:: Task input ::
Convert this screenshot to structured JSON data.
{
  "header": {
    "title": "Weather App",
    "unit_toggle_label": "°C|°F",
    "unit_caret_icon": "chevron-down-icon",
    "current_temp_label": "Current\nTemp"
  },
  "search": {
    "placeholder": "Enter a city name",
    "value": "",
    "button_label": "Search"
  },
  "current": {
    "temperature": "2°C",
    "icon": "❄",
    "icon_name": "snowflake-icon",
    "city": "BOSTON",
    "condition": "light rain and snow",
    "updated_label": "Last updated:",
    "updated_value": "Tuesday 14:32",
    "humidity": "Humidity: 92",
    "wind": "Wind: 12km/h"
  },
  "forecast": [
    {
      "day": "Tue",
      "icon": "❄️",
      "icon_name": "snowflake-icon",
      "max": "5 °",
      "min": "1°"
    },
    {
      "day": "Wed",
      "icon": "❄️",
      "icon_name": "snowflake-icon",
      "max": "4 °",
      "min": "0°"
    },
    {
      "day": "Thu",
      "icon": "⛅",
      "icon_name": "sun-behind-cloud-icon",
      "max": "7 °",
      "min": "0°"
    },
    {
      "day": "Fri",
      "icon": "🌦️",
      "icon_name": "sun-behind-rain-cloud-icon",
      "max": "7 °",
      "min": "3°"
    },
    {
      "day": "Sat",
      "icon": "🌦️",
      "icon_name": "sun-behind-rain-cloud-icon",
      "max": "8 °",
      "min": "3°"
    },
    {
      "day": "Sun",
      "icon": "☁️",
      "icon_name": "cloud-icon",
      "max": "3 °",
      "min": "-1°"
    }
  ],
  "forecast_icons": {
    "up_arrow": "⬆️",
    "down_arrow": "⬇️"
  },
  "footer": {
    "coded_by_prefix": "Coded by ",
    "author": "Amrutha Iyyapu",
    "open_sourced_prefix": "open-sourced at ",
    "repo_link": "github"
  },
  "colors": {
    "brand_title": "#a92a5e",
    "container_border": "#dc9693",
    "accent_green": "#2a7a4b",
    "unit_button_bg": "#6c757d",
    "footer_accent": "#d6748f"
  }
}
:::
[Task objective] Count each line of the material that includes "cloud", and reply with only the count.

[Solution] 4